It's an alternate planet, and the majority of the pre-disaster population was dispersed across one large continent. Post-disaster, small pockets of people were left in many different places on that continent. They lost almost all of their technology, and were knocked back to the level of hunter-gatherers and basic agriculture. But, the climate was very favorable, resources were plentiful, and the needed skills/knowledge were available.
They would have started out in small pockets, which eventually established contact with other such groups, sometimes within a generation or two and other times after a longer delay.
Five thousand years later, people have spread, settled, and developed. Ultimately they have reached a population of about 35 million, with tech levels varying by region from hunter-gatherer or base agricultural societies in the most distant , least advanced areas (wildernesses and undeveloped countries) to late medieval technology in the most advanced and heavily populated areas (developed countries).
So, to get from one position to the other, how many survivors of that initial disaster would there need to have been?
*Additional info: the aftermath of the disaster was removed from the equation. For example, there were not millions of dead bodies to be dealt with or to cause disease.
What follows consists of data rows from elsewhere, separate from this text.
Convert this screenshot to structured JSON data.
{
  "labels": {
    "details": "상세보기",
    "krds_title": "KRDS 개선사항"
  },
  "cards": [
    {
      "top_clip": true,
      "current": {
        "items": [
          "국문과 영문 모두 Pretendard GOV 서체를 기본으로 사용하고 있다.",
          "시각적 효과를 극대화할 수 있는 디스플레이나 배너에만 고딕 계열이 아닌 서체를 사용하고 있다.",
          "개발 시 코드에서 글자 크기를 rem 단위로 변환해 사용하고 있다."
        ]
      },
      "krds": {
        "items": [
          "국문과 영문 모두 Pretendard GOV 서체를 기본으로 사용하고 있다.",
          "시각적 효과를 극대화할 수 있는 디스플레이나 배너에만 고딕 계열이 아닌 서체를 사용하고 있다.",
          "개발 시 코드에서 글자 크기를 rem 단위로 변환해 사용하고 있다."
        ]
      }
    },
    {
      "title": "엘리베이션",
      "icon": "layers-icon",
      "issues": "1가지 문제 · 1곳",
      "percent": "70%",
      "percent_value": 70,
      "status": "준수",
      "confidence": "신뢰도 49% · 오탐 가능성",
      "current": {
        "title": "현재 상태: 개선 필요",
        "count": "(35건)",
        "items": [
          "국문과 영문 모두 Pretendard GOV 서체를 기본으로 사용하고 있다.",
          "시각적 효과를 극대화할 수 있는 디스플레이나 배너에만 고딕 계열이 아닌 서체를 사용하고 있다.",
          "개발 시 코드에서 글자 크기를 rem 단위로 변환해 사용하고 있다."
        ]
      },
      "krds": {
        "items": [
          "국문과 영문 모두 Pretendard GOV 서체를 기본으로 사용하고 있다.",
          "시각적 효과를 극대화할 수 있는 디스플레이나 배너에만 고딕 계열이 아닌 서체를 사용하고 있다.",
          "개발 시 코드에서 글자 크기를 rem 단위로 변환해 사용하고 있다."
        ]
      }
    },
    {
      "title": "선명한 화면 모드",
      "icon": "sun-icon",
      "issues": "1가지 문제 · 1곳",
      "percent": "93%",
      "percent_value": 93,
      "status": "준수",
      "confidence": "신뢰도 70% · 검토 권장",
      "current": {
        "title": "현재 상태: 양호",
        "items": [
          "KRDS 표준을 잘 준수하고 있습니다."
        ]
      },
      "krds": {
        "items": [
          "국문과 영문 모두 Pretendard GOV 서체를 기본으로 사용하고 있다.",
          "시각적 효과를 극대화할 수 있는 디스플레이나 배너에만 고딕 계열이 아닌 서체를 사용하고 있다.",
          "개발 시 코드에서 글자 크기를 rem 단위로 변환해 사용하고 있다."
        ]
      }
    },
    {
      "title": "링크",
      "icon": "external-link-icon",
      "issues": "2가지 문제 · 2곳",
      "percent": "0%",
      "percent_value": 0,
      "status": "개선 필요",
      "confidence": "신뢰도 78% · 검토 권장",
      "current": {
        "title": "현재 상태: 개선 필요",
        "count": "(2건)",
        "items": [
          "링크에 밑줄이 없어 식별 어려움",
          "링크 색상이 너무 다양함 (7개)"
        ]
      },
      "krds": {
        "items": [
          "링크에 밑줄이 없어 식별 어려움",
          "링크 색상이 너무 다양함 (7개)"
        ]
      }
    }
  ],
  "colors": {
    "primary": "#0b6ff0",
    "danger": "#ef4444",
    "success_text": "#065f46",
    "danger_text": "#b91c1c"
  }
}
There was also no infrastructure left behind, from roads to buildings to power grids; the survivors had to start from scratch, BUT they were given resources to obtain the knowledge and skills they needed to do so. It's complex, but suffice to say this whole thing was staged by very powerful non-humans, as if they hit a kind of "civilization reset button", and a small (compared to the size of the population before) number of people were left to rebuild.